I never got why Gibson used smaller frets on the Customs, not that i would buy one anyway but i'd rather get a standard with traditional frets.
Back in the day, 1960, the Les Paul Custom was a really great solidbody option for jazz guitar, ala Les Paul himself. For fast runs and quick chord comping the small frets are really great. While Les Paul could bend notes as well as anybody alive, he chose to utilize a style of playing quick runs and no bending. The small frets facilitate that much better. It's kind of hard to use those fast runs and comp chords quickly and do so comfortably with higher frets so the fretless wonder wasn't all that bad of a design.
Now take a look at some more modern Les Paul Customs and the dominance of rock influenced players who will most likely buy the model, and you will see bigger frets. If you do get a chance to play an original, jazz era fretless wonder you will see and feel the difference.
Fender guitars like my older ones have long been criticized for two things all the time:
1) frets are too small and not comfortable bending
2) trem goes out of tune too much on strat
So when the cleverly designed American Standard strat and teles came out, Fender saw to it that the frets were very large and competed with the popular Jackson and Ibanez superstrats for ease of bending. To address the trem issue, Fender made it float better and be hinged on two screws instead of six which tended to work against itself and destabalize tuning. And besides the sometimes tinny and underpowered attack of old Fenders, the American Standard put in almost humbucker sounding, fat single coils to work distortion a lot better. The mids and lows were pronounced and there was a new growl to Fender guitars not seen before.

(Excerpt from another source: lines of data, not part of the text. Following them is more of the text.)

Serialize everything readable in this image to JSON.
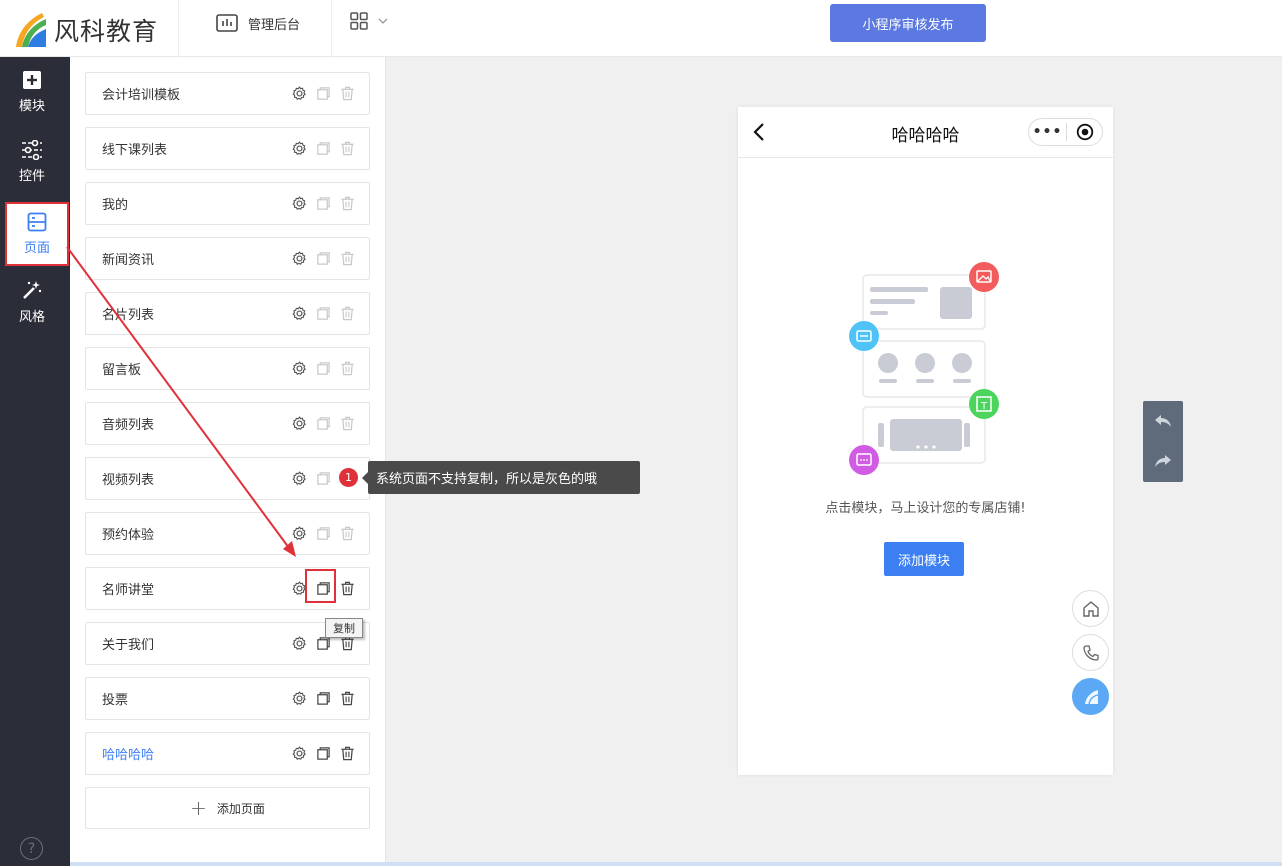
{
  "header": {
    "logo_text": "风科教育",
    "admin_label": "管理后台",
    "publish_label": "小程序审核发布"
  },
  "sidebar": {
    "items": [
      {
        "label": "模块",
        "icon": "plus-square-icon"
      },
      {
        "label": "控件",
        "icon": "sliders-icon"
      },
      {
        "label": "页面",
        "icon": "page-list-icon",
        "active": true
      },
      {
        "label": "风格",
        "icon": "magic-wand-icon"
      }
    ],
    "help": "?"
  },
  "pages": {
    "items": [
      {
        "label": "会计培训模板",
        "copy_enabled": false,
        "delete_enabled": false
      },
      {
        "label": "线下课列表",
        "copy_enabled": false,
        "delete_enabled": false
      },
      {
        "label": "我的",
        "copy_enabled": false,
        "delete_enabled": false
      },
      {
        "label": "新闻资讯",
        "copy_enabled": false,
        "delete_enabled": false
      },
      {
        "label": "名片列表",
        "copy_enabled": false,
        "delete_enabled": false
      },
      {
        "label": "留言板",
        "copy_enabled": false,
        "delete_enabled": false
      },
      {
        "label": "音频列表",
        "copy_enabled": false,
        "delete_enabled": false
      },
      {
        "label": "视频列表",
        "copy_enabled": false,
        "delete_enabled": false
      },
      {
        "label": "预约体验",
        "copy_enabled": false,
        "delete_enabled": false
      },
      {
        "label": "名师讲堂",
        "copy_enabled": true,
        "delete_enabled": true
      },
      {
        "label": "关于我们",
        "copy_enabled": true,
        "delete_enabled": true
      },
      {
        "label": "投票",
        "copy_enabled": true,
        "delete_enabled": true
      },
      {
        "label": "哈哈哈哈",
        "copy_enabled": true,
        "delete_enabled": true,
        "selected": true
      }
    ],
    "add_label": "添加页面"
  },
  "annotation": {
    "badge": "1",
    "tip": "系统页面不支持复制，所以是灰色的哦",
    "copy_tooltip": "复制"
  },
  "preview": {
    "title": "哈哈哈哈",
    "capsule_dots": "•••",
    "hint": "点击模块，马上设计您的专属店铺!",
    "add_module": "添加模块"
  },
  "colors": {
    "accent": "#3b7ff3",
    "publish": "#5b79e0",
    "sidebar_bg": "#2b2e38",
    "annotation_red": "#e0303a"
  }
}
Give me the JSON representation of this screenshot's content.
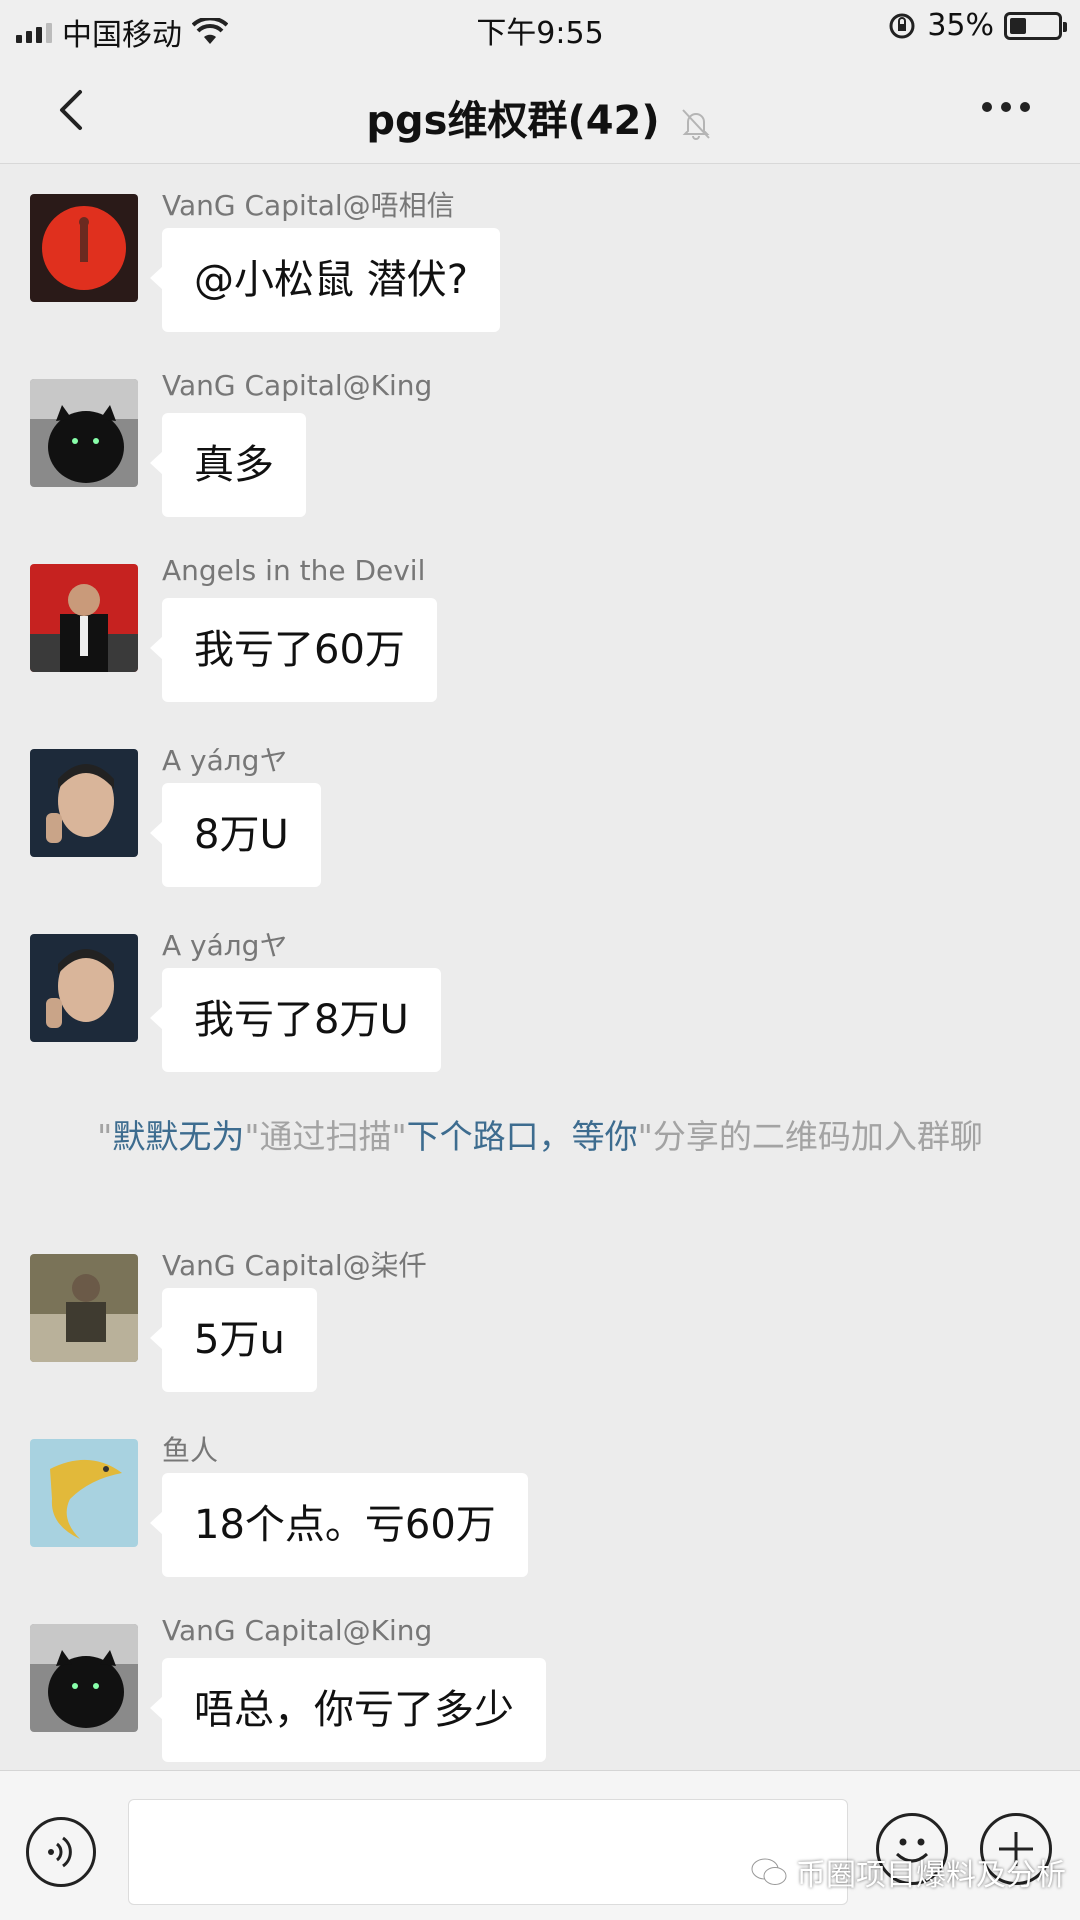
{
  "status_bar": {
    "carrier": "中国移动",
    "time": "下午9:55",
    "battery": "35%",
    "battery_level": 0.35
  },
  "header": {
    "title": "pgs维权群(42)",
    "back_icon": "chevron-left-icon",
    "mute_icon": "bell-off-icon",
    "more_icon": "more-dots-icon"
  },
  "messages": [
    {
      "sender": "VanG Capital@唔相信",
      "text": "@小松鼠 潜伏?"
    },
    {
      "sender": "VanG Capital@King",
      "text": "真多"
    },
    {
      "sender": "Angels in the Devil",
      "text": "我亏了60万"
    },
    {
      "sender": "A yáлgヤ",
      "text": "8万U"
    },
    {
      "sender": "A yáлgヤ",
      "text": "我亏了8万U"
    },
    {
      "sender": "VanG Capital@柒仟",
      "text": "5万u"
    },
    {
      "sender": "鱼人",
      "text": "18个点。亏60万"
    },
    {
      "sender": "VanG Capital@King",
      "text": "唔总，你亏了多少"
    }
  ],
  "system_notice": {
    "quote_open": "\"",
    "inviter": "默默无为",
    "middle": "\"通过扫描\"",
    "referrer": "下个路口，等你",
    "tail": "\"分享的二维码加入群聊"
  },
  "input_bar": {
    "voice_icon": "voice-icon",
    "emoji_icon": "emoji-icon",
    "plus_icon": "plus-icon"
  },
  "watermark": {
    "text": "币圈项目爆料及分析"
  }
}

The old Les Paul Standards of '58-'60 have much better big frets than any of the then top of the line 1960 Les Paul fretless wonder Black Beauties. And in 1960, Gibson made the neck much slimmer and the combination of that and the frets were an early attempt at what would become the slim neck, fat fretted Wizard necks found and perfected in Ibanezes. But Gibson was the first to try that combo though to a much lesser degree. But pick up a 1958 Les Paul, or reissue, and then play the 1960 sunburst and you will see a guitar model evolved into a much faster machine if taking modern metal into consideration. Add to that a Gibson custom shop Axcess rounded heel neck and satin finish on back of neck, and overwound modern humbuckers in let's say Gibson Dirty Fingers, and you have a really good metal guitar that could handle almost anything thrown at it today.